Each entry should be restated word for word, with all pictures left out.

+++

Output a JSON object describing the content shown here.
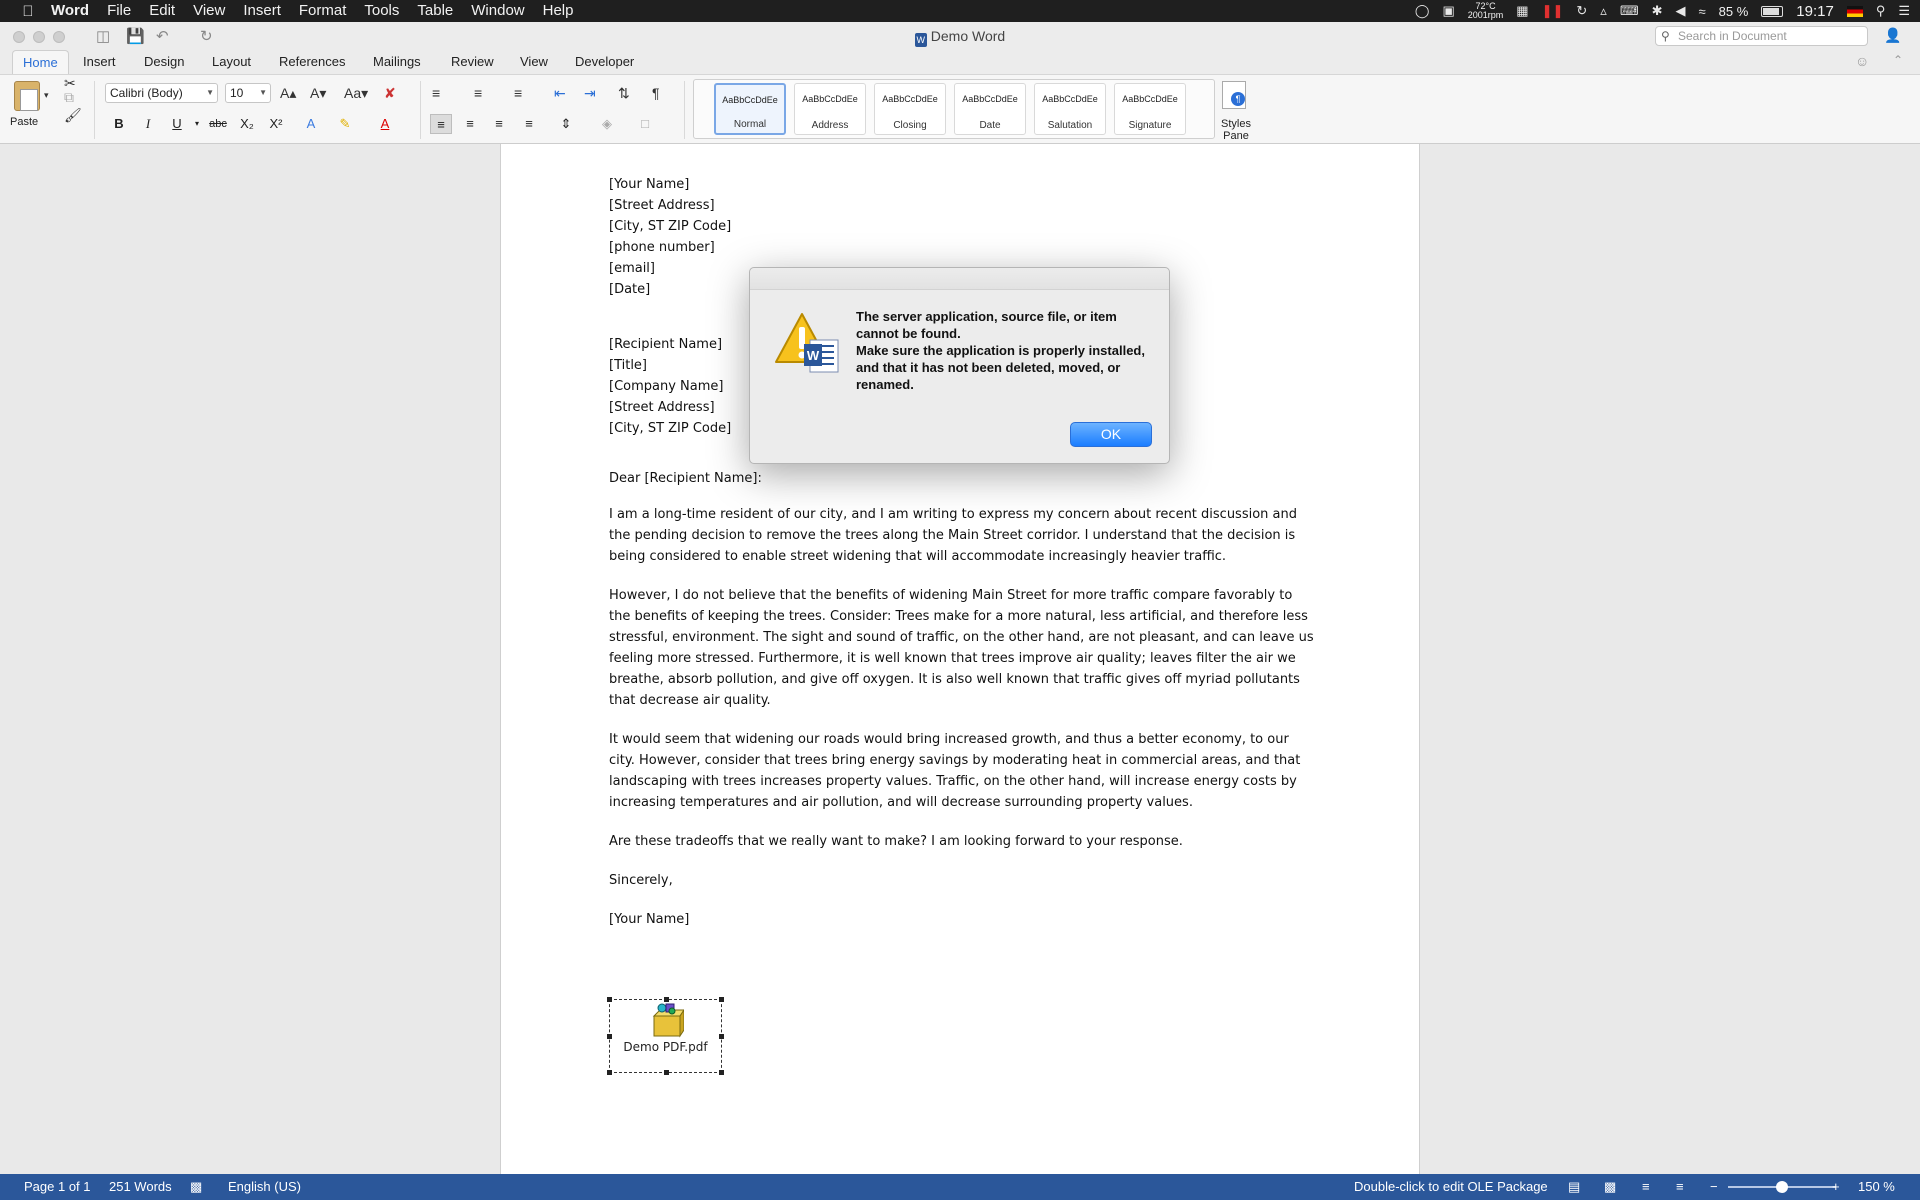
{
  "menubar": {
    "app_name": "Word",
    "items": [
      "File",
      "Edit",
      "View",
      "Insert",
      "Format",
      "Tools",
      "Table",
      "Window",
      "Help"
    ],
    "temperature": "72°C",
    "fan": "2001rpm",
    "battery": "85 %",
    "clock": "19:17"
  },
  "window": {
    "title": "Demo Word",
    "search_placeholder": "Search in Document"
  },
  "ribbon_tabs": [
    "Home",
    "Insert",
    "Design",
    "Layout",
    "References",
    "Mailings",
    "Review",
    "View",
    "Developer"
  ],
  "ribbon": {
    "paste_label": "Paste",
    "font_name": "Calibri (Body)",
    "font_size": "10",
    "styles": [
      {
        "preview": "AaBbCcDdEe",
        "name": "Normal"
      },
      {
        "preview": "AaBbCcDdEe",
        "name": "Address"
      },
      {
        "preview": "AaBbCcDdEe",
        "name": "Closing"
      },
      {
        "preview": "AaBbCcDdEe",
        "name": "Date"
      },
      {
        "preview": "AaBbCcDdEe",
        "name": "Salutation"
      },
      {
        "preview": "AaBbCcDdEe",
        "name": "Signature"
      }
    ],
    "styles_pane_label": "Styles Pane"
  },
  "document": {
    "sender": [
      "[Your Name]",
      "[Street Address]",
      "[City, ST ZIP Code]",
      "[phone number]",
      "[email]",
      "[Date]"
    ],
    "recipient": [
      "[Recipient Name]",
      "[Title]",
      "[Company Name]",
      "[Street Address]",
      "[City, ST ZIP Code]"
    ],
    "salutation": "Dear [Recipient Name]:",
    "paragraphs": [
      "I am a long-time resident of our city, and I am writing to express my concern about recent discussion and the pending decision to remove the trees along the Main Street corridor. I understand that the decision is being considered to enable street widening that will accommodate increasingly heavier traffic.",
      "However, I do not believe that the benefits of widening Main Street for more traffic compare favorably to the benefits of keeping the trees. Consider:  Trees make for a more natural, less artificial, and therefore less stressful, environment. The sight and sound of traffic, on the other hand, are not pleasant, and can leave us feeling more stressed. Furthermore, it is well known that trees improve air quality; leaves filter the air we breathe, absorb pollution, and give off oxygen. It is also well known that traffic gives off myriad pollutants that decrease air quality.",
      "It would seem that widening our roads would bring increased growth, and thus a better economy, to our city. However, consider that trees bring energy savings by moderating heat in commercial areas, and that landscaping with trees increases property values. Traffic, on the other hand, will increase energy costs by increasing temperatures and air pollution, and will decrease surrounding property values.",
      "Are these tradeoffs that we really want to make? I am looking forward to your response."
    ],
    "closing": "Sincerely,",
    "signature": "[Your Name]",
    "ole_caption": "Demo PDF.pdf"
  },
  "dialog": {
    "message_line1": "The server application, source file, or item cannot be found.",
    "message_line2": "Make sure the application is properly installed, and that it has not been deleted, moved, or renamed.",
    "ok_label": "OK"
  },
  "statusbar": {
    "page": "Page 1 of 1",
    "words": "251 Words",
    "language": "English (US)",
    "hint": "Double-click to edit OLE Package",
    "zoom": "150 %",
    "zoom_level": 0.5
  },
  "colors": {
    "status_bar": "#2b579a",
    "accent": "#2b6fd6",
    "ok_button": "#1a7dff"
  }
}
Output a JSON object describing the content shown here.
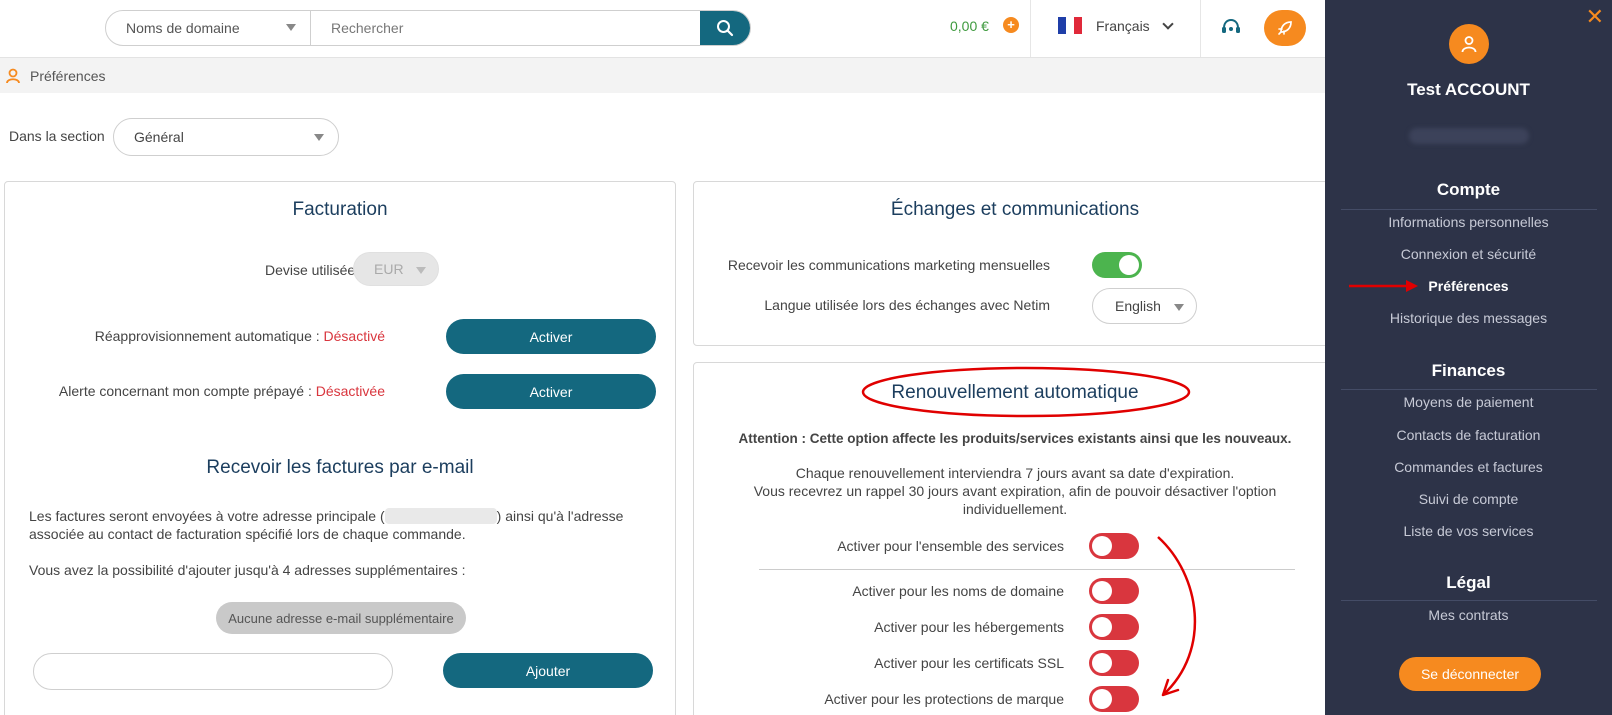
{
  "topbar": {
    "search_type": "Noms de domaine",
    "search_placeholder": "Rechercher",
    "balance": "0,00 €",
    "language": "Français",
    "colors": {
      "accent": "#14687f",
      "brand_orange": "#f68a1f"
    }
  },
  "breadcrumb": {
    "label": "Préférences"
  },
  "section": {
    "label": "Dans la section",
    "value": "Général"
  },
  "billing": {
    "title": "Facturation",
    "currency_label": "Devise utilisée :",
    "currency_value": "EUR",
    "auto_refill_label": "Réapprovisionnement automatique :",
    "auto_refill_status": "Désactivé",
    "auto_refill_button": "Activer",
    "prepaid_alert_label": "Alerte concernant mon compte prépayé :",
    "prepaid_alert_status": "Désactivée",
    "prepaid_alert_button": "Activer",
    "invoices_title": "Recevoir les factures par e-mail",
    "invoices_text_before": "Les factures seront envoyées à votre adresse principale (",
    "invoices_text_after": ") ainsi qu'à l'adresse",
    "invoices_text_line2": "associée au contact de facturation spécifié lors de chaque commande.",
    "extra_text": "Vous avez la possibilité d'ajouter jusqu'à 4 adresses supplémentaires :",
    "no_extra_badge": "Aucune adresse e-mail supplémentaire",
    "email_input_value": "",
    "add_button": "Ajouter"
  },
  "communications": {
    "title": "Échanges et communications",
    "marketing_label": "Recevoir les communications marketing mensuelles",
    "marketing_enabled": true,
    "language_label": "Langue utilisée lors des échanges avec Netim",
    "language_value": "English"
  },
  "renewal": {
    "title": "Renouvellement automatique",
    "warning": "Attention : Cette option affecte les produits/services existants ainsi que les nouveaux.",
    "info_line1": "Chaque renouvellement interviendra 7 jours avant sa date d'expiration.",
    "info_line2": "Vous recevrez un rappel 30 jours avant expiration, afin de pouvoir désactiver l'option",
    "info_line3": "individuellement.",
    "toggles": [
      {
        "label": "Activer pour l'ensemble des services",
        "enabled": false
      },
      {
        "label": "Activer pour les noms de domaine",
        "enabled": false
      },
      {
        "label": "Activer pour les hébergements",
        "enabled": false
      },
      {
        "label": "Activer pour les certificats SSL",
        "enabled": false
      },
      {
        "label": "Activer pour les protections de marque",
        "enabled": false
      }
    ]
  },
  "panel": {
    "account_name": "Test ACCOUNT",
    "sections": [
      {
        "heading": "Compte",
        "items": [
          "Informations personnelles",
          "Connexion et sécurité",
          "Préférences",
          "Historique des messages"
        ]
      },
      {
        "heading": "Finances",
        "items": [
          "Moyens de paiement",
          "Contacts de facturation",
          "Commandes et factures",
          "Suivi de compte",
          "Liste de vos services"
        ]
      },
      {
        "heading": "Légal",
        "items": [
          "Mes contrats"
        ]
      }
    ],
    "active_item": "Préférences",
    "logout_label": "Se déconnecter"
  }
}
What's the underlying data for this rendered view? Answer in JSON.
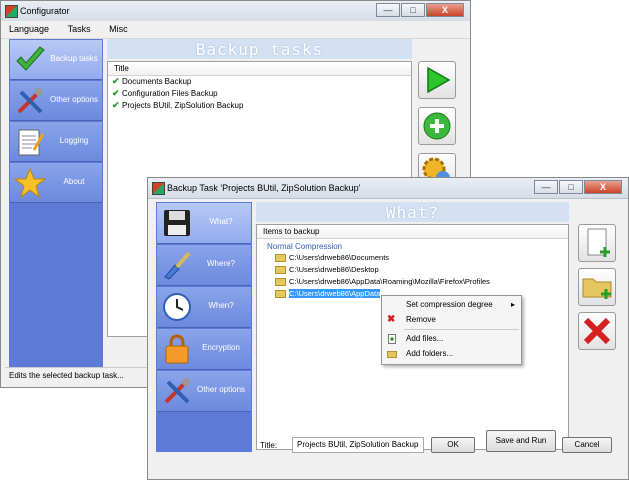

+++

■ Answer space
Output a JSON object describing the content shown here.
{
  "menubar": {
    "app_name": "Word",
    "items": [
      "File",
      "Edit",
      "View",
      "Insert",
      "Format",
      "Tools",
      "Table",
      "Window",
      "Help"
    ],
    "temperature": "72°C",
    "fan": "2001rpm",
    "battery": "85 %",
    "clock": "19:17"
  },
  "window": {
    "title": "Demo Word",
    "search_placeholder": "Search in Document"
  },
  "ribbon_tabs": [
    "Home",
    "Insert",
    "Design",
    "Layout",
    "References",
    "Mailings",
    "Review",
    "View",
    "Developer"
  ],
  "ribbon": {
    "paste_label": "Paste",
    "font_name": "Calibri (Body)",
    "font_size": "10",
    "styles": [
      {
        "preview": "AaBbCcDdEe",
        "name": "Normal"
      },
      {
        "preview": "AaBbCcDdEe",
        "name": "Address"
      },
      {
        "preview": "AaBbCcDdEe",
        "name": "Closing"
      },
      {
        "preview": "AaBbCcDdEe",
        "name": "Date"
      },
      {
        "preview": "AaBbCcDdEe",
        "name": "Salutation"
      },
      {
        "preview": "AaBbCcDdEe",
        "name": "Signature"
      }
    ],
    "styles_pane_label": "Styles Pane"
  },
  "document": {
    "sender": [
      "[Your Name]",
      "[Street Address]",
      "[City, ST ZIP Code]",
      "[phone number]",
      "[email]",
      "[Date]"
    ],
    "recipient": [
      "[Recipient Name]",
      "[Title]",
      "[Company Name]",
      "[Street Address]",
      "[City, ST ZIP Code]"
    ],
    "salutation": "Dear [Recipient Name]:",
    "paragraphs": [
      "I am a long-time resident of our city, and I am writing to express my concern about recent discussion and the pending decision to remove the trees along the Main Street corridor. I understand that the decision is being considered to enable street widening that will accommodate increasingly heavier traffic.",
      "However, I do not believe that the benefits of widening Main Street for more traffic compare favorably to the benefits of keeping the trees. Consider:  Trees make for a more natural, less artificial, and therefore less stressful, environment. The sight and sound of traffic, on the other hand, are not pleasant, and can leave us feeling more stressed. Furthermore, it is well known that trees improve air quality; leaves filter the air we breathe, absorb pollution, and give off oxygen. It is also well known that traffic gives off myriad pollutants that decrease air quality.",
      "It would seem that widening our roads would bring increased growth, and thus a better economy, to our city. However, consider that trees bring energy savings by moderating heat in commercial areas, and that landscaping with trees increases property values. Traffic, on the other hand, will increase energy costs by increasing temperatures and air pollution, and will decrease surrounding property values.",
      "Are these tradeoffs that we really want to make? I am looking forward to your response."
    ],
    "closing": "Sincerely,",
    "signature": "[Your Name]",
    "ole_caption": "Demo PDF.pdf"
  },
  "dialog": {
    "message_line1": "The server application, source file, or item cannot be found.",
    "message_line2": "Make sure the application is properly installed, and that it has not been deleted, moved, or renamed.",
    "ok_label": "OK"
  },
  "statusbar": {
    "page": "Page 1 of 1",
    "words": "251 Words",
    "language": "English (US)",
    "hint": "Double-click to edit OLE Package",
    "zoom": "150 %",
    "zoom_level": 0.5
  },
  "colors": {
    "status_bar": "#2b579a",
    "accent": "#2b6fd6",
    "ok_button": "#1a7dff"
  }
}
Output a JSON object describing the content shown here.
{
  "topbar": {
    "search_type": "Noms de domaine",
    "search_placeholder": "Rechercher",
    "balance": "0,00 €",
    "language": "Français",
    "colors": {
      "accent": "#14687f",
      "brand_orange": "#f68a1f"
    }
  },
  "breadcrumb": {
    "label": "Préférences"
  },
  "section": {
    "label": "Dans la section",
    "value": "Général"
  },
  "billing": {
    "title": "Facturation",
    "currency_label": "Devise utilisée :",
    "currency_value": "EUR",
    "auto_refill_label": "Réapprovisionnement automatique :",
    "auto_refill_status": "Désactivé",
    "auto_refill_button": "Activer",
    "prepaid_alert_label": "Alerte concernant mon compte prépayé :",
    "prepaid_alert_status": "Désactivée",
    "prepaid_alert_button": "Activer",
    "invoices_title": "Recevoir les factures par e-mail",
    "invoices_text_before": "Les factures seront envoyées à votre adresse principale (",
    "invoices_text_after": ") ainsi qu'à l'adresse",
    "invoices_text_line2": "associée au contact de facturation spécifié lors de chaque commande.",
    "extra_text": "Vous avez la possibilité d'ajouter jusqu'à 4 adresses supplémentaires :",
    "no_extra_badge": "Aucune adresse e-mail supplémentaire",
    "email_input_value": "",
    "add_button": "Ajouter"
  },
  "communications": {
    "title": "Échanges et communications",
    "marketing_label": "Recevoir les communications marketing mensuelles",
    "marketing_enabled": true,
    "language_label": "Langue utilisée lors des échanges avec Netim",
    "language_value": "English"
  },
  "renewal": {
    "title": "Renouvellement automatique",
    "warning": "Attention : Cette option affecte les produits/services existants ainsi que les nouveaux.",
    "info_line1": "Chaque renouvellement interviendra 7 jours avant sa date d'expiration.",
    "info_line2": "Vous recevrez un rappel 30 jours avant expiration, afin de pouvoir désactiver l'option",
    "info_line3": "individuellement.",
    "toggles": [
      {
        "label": "Activer pour l'ensemble des services",
        "enabled": false
      },
      {
        "label": "Activer pour les noms de domaine",
        "enabled": false
      },
      {
        "label": "Activer pour les hébergements",
        "enabled": false
      },
      {
        "label": "Activer pour les certificats SSL",
        "enabled": false
      },
      {
        "label": "Activer pour les protections de marque",
        "enabled": false
      }
    ]
  },
  "panel": {
    "account_name": "Test ACCOUNT",
    "sections": [
      {
        "heading": "Compte",
        "items": [
          "Informations personnelles",
          "Connexion et sécurité",
          "Préférences",
          "Historique des messages"
        ]
      },
      {
        "heading": "Finances",
        "items": [
          "Moyens de paiement",
          "Contacts de facturation",
          "Commandes et factures",
          "Suivi de compte",
          "Liste de vos services"
        ]
      },
      {
        "heading": "Légal",
        "items": [
          "Mes contrats"
        ]
      }
    ],
    "active_item": "Préférences",
    "logout_label": "Se déconnecter"
  }
}
What's the underlying data for this rendered view? Answer in JSON.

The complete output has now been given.